The role of management is to add value to resources
- Explain that the role of management is to add value to resources
Managers create value by transforming inputs into outputs of greater value: they do this by developing competencies within the organization that, by constantly adding value (however measured) to resources, are able to survive and prosper. The concept of creating value is subjective and open to different interpretations. Managers work in an infinite variety of settings.
2. Give examples of management as a universal human activity and as a distinct role
Management is an activity that everyone undertakes to some extent as they manage their lives. In another sense management is an activity within organizations, conducted in varying degrees by many people. It is not exclusive to those called ‘managers’. People create a distinct role when they separate the work itself from the management of that work and allocate the tasks to others. The distinction between management and non-management work is fluid and the result of human action.
3. Compare the roles of general, functional, line, staff and project managers, and entrepreneurs:
General managers are responsible for a complete business or a unit within it. they depend on functional managers who can be either in charge of line departments meeting customer needs, such as manufacturing and sales or in staff departments such as finance that provide advice or services to line managers. Project managers are in charge of temporary activities usually directed at implementing change. entrepreneurs create new businesses, or new ventures in existing ones, to exploit opportunities.
- Explain how managers influence others to add value to resources through:
- The processes of managing. rosemary Stewart drew attention to the fragmented and interrupted nature of management work, while Mintzberg identified ten management roles – grouped as informational, interpersonal and decisional.

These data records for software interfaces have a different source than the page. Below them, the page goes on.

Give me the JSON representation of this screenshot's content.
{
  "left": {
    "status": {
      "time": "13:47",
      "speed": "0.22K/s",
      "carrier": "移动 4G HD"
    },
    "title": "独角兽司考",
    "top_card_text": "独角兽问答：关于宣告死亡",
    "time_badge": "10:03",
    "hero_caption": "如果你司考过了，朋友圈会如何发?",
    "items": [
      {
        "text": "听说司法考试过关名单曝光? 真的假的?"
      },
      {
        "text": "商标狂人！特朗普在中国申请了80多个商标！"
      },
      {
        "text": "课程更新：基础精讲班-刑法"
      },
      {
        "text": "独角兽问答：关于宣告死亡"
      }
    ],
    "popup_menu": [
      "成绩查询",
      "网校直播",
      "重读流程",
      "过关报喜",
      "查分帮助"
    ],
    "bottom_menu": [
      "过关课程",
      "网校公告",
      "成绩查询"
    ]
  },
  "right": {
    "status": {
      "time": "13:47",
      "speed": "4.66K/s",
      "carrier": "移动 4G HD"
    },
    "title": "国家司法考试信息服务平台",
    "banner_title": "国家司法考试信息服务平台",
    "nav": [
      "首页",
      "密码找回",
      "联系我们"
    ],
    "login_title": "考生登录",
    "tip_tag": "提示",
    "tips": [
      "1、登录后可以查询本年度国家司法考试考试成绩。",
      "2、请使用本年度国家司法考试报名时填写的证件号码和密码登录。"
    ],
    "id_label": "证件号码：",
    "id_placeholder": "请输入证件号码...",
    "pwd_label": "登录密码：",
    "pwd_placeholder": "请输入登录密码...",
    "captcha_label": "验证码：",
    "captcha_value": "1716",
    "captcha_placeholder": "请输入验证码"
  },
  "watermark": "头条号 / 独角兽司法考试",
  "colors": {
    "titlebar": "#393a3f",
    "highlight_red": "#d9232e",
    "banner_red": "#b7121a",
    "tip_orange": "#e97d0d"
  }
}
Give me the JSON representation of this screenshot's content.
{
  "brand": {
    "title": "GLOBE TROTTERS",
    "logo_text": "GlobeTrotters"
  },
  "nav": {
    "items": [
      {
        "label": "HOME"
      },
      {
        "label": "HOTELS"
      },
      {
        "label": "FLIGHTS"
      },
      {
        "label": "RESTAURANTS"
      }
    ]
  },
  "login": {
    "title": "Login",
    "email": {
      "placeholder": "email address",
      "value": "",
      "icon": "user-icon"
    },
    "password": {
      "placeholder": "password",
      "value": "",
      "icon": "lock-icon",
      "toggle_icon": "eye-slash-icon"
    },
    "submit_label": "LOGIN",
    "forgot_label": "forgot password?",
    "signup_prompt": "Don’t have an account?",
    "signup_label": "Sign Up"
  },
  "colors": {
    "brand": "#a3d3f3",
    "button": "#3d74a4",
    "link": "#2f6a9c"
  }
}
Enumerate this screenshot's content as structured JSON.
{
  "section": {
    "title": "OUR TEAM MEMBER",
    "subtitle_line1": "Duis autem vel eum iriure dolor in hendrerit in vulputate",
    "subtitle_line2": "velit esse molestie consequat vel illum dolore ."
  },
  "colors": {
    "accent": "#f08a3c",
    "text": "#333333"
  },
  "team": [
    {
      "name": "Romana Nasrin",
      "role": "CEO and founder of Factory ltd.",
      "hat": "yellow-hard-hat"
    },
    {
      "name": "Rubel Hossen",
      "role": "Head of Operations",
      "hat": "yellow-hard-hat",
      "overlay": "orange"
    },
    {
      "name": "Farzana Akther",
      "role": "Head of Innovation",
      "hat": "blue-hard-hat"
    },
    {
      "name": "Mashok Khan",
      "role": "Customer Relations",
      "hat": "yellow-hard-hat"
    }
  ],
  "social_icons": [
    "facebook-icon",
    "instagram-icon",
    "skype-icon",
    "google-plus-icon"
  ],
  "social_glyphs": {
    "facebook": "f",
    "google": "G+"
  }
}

Luthans and more recently Moser found that successful managers were likely to be those who networked widely with people inside and outside of the organization.
- The tasks (or content) of managing. Planning develops the broad direction of an organization’s work, to meet customer expectations, taking into account internal capabilities. Organizing is the activity of deciding how to deploy resources to meet plans, while leading seeks to ensure that people work with commitment. Control monitors activity against plans so that people can adjust either if required.
- The contexts within which people work. The internal context consists of eight elements that help or hinder the manager – objectives, technology, business processes, finance, structure, culture, power and people. The historical context also influences events, as does the external context of competitive and general environments.
- Explain the elements of critical thinking and understand how to use these to develop your networking skills:
- Critical thinking is a positive approach to studying, as it encourages people to develop the skills of identifying and challenging assumptions, recognising the importance of context, imagining and exploring alternatives and seeing the limitations of an idea.
- Developing networking skills is likely to be more effective if a manager questions the assumption that networking is always appropriate, and whether or not their context encourages the practice or not. They are also likely to benefit more if they seek alternative ways to network, and are conscious of the possible limitations of the practice.
- Integrating themes
- Entrepreneurship. research by Shaw (2006) shows that entrepreneurs depend very heavily on a network of informal contacts to get things done.
- Sustainability. Adding value has traditionally been measured primarily in economic terms, but can also be measured by ‘the triple bottom line’ – profit, people, planet.
- Internationalisation is a pervasive theme in discussing management, and affects eachaspect of the management role.
- Public criticism of corporate scandals and failures has increased interest in corporate governance methods, which are intended to oversee the activities of management.